There have been instances where Oxford House locations have been closed after local objections, but Mr Molloy has sought to be a voice of comfort.

“Heck, all drunks and drug addicts are crooks,” he told the Portland Oregonian in 2020. “If a neighbor doesn’t like you, you mow their lawn every week.”

John Paul Molloy was born August 3, 1938 in Bennington, Vermont and grew up in Arlington, Vermont. Her father was a grocery clerk and her mother was a housewife who did laundry.

Mr. Molloy was a 1961 graduate of the University of Vermont, where he met his future wife, Jane Wells, on the debate team. Both graduated from Catholic University Law School in 1965. She went on to a four-decade career as a Commerce Department lawyer and policy analyst.

Mr. Molloy worked for the former Civil Service Commission before moving to Capitol Hill, where he served on the staff of Sen. Winston L. Prouty (R-Vt.), and later on Senate committees and from the room. He worked for the law firm Isham Lincoln & Beale from 1981 until its dissolution in 1988, then continued to drive Oxford House.

According to COO and incoming CEO Kathleen Gibson, Oxford House has more than 20,000 residents in more than 3,300 homes across 44 states and several foreign countries. Hundreds of thousands of people have gone through the program.
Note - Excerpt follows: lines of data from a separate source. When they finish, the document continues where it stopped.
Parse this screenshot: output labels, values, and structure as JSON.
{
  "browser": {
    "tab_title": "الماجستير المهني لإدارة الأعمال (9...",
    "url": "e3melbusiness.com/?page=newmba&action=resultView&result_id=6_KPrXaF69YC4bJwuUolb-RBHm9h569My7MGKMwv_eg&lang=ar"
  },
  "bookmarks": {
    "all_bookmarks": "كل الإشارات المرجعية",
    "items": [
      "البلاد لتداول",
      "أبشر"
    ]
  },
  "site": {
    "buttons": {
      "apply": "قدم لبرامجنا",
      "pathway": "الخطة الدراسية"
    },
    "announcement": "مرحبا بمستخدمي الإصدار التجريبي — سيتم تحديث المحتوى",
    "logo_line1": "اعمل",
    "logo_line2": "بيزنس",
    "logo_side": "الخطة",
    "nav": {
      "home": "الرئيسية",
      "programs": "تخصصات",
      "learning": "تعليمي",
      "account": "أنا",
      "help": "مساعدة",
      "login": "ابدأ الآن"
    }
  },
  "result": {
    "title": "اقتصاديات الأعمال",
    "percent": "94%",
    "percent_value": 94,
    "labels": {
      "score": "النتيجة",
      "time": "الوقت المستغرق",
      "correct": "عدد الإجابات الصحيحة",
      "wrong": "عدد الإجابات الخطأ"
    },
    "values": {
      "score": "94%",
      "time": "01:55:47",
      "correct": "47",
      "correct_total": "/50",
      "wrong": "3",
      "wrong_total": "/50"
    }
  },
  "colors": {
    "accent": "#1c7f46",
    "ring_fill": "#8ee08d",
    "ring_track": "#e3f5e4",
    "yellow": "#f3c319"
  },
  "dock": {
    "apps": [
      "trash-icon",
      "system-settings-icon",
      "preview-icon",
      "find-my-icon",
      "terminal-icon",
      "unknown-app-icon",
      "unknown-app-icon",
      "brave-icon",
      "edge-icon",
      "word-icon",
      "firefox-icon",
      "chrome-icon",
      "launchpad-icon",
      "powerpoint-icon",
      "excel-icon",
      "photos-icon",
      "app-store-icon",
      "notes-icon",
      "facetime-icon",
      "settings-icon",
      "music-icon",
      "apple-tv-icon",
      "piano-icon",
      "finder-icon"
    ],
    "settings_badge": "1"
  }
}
In 1988, after 13 years of separation, Mr. Molloy and his ex-wife remarried.

“The fact is,” she said when her husband was featured on “60 minutesin 1990, “when he’s not drinking, he’s the nice guy I first married.”

In addition to his wife, of Silver Spring, survivors include their five children, Elizabeth Molloy and Robert Molloy, both of Silver Spring, Mark Molloy of Winchester, Mass., James Molloy of Brookline, Mass., and Sarah Jackson of Arlington, Mass. .; a brother; and eight grandchildren.

Ryan H. Bowman